Items from an interface collection:
★ ★ ★

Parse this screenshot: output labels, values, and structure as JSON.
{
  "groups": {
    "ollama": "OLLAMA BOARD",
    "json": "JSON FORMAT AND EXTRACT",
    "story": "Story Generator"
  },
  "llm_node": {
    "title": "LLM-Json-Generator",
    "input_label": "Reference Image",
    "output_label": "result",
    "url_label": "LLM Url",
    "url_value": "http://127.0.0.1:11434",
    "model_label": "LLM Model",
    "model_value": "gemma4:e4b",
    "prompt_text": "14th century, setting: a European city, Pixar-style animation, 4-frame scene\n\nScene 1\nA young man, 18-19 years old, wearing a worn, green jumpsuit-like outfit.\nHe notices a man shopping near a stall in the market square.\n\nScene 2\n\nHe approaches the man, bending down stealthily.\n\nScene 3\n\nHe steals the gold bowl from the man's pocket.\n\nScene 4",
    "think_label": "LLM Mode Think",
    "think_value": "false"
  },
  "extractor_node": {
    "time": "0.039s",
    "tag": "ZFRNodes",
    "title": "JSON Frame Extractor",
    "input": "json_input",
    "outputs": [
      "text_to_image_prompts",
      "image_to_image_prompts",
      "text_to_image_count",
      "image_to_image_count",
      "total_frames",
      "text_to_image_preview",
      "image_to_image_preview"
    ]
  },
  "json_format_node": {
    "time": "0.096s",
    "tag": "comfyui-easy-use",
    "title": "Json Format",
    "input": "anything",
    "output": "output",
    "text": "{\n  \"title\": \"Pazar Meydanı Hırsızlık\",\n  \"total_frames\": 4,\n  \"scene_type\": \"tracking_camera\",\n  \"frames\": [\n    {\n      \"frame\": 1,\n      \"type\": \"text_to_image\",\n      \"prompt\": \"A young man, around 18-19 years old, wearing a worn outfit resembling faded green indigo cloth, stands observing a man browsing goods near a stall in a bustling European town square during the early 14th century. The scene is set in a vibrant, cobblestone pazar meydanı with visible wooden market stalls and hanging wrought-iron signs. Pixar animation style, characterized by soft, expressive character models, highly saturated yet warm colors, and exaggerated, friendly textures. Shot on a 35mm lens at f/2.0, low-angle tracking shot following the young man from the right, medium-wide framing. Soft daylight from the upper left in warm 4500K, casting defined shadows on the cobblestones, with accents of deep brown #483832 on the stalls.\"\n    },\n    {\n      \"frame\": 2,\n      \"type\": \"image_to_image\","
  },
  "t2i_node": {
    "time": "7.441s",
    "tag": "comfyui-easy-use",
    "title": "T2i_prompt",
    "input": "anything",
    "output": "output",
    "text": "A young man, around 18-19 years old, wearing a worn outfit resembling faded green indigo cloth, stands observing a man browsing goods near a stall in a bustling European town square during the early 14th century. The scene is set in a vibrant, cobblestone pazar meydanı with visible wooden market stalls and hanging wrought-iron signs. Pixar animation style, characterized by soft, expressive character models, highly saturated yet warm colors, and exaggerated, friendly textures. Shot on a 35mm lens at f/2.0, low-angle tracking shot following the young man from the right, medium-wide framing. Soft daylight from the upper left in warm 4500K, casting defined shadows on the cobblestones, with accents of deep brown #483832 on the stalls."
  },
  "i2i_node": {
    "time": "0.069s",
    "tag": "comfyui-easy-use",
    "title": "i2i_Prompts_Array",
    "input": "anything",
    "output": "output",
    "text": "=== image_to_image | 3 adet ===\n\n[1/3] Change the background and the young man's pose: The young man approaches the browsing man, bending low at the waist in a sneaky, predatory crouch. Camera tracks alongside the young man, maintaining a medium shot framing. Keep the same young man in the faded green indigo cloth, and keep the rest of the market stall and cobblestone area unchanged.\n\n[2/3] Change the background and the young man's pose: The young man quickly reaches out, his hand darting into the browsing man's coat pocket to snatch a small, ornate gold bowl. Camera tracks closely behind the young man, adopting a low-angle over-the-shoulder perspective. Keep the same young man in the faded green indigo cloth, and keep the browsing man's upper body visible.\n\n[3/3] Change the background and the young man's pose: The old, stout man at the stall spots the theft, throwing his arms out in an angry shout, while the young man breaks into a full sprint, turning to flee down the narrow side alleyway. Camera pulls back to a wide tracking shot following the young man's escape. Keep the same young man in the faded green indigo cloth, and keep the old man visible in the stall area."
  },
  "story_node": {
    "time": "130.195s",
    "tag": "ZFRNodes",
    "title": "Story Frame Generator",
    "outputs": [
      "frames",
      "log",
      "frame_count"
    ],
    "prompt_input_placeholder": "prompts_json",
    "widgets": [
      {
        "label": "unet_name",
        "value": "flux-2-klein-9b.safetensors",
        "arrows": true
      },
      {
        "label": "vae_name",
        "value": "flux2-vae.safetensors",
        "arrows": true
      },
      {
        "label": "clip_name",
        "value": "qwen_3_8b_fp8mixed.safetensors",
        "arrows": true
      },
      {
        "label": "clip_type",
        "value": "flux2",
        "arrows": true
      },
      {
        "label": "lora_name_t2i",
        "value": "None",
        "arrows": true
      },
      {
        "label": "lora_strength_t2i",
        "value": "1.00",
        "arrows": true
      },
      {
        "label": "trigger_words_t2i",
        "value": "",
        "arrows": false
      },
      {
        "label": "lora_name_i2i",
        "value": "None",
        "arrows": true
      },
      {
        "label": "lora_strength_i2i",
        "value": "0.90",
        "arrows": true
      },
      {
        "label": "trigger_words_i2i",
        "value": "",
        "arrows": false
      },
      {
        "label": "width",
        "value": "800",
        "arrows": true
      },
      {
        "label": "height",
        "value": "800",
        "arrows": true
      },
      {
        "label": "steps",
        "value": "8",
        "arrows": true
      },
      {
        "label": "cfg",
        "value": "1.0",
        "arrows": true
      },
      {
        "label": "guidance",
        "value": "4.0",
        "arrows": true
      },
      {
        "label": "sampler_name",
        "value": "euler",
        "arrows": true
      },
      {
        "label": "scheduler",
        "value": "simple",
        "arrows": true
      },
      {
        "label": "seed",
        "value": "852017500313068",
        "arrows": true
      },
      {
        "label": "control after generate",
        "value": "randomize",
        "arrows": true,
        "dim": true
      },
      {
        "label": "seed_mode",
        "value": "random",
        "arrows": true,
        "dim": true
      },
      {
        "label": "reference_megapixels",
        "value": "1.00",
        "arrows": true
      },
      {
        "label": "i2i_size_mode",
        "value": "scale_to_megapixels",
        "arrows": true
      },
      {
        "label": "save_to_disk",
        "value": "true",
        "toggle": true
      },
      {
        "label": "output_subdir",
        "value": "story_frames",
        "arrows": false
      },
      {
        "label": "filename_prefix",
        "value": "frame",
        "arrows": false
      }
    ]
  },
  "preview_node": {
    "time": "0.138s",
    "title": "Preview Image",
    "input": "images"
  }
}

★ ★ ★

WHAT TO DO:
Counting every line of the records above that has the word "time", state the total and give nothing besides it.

OUTPUT OF THE EXERCISE:
6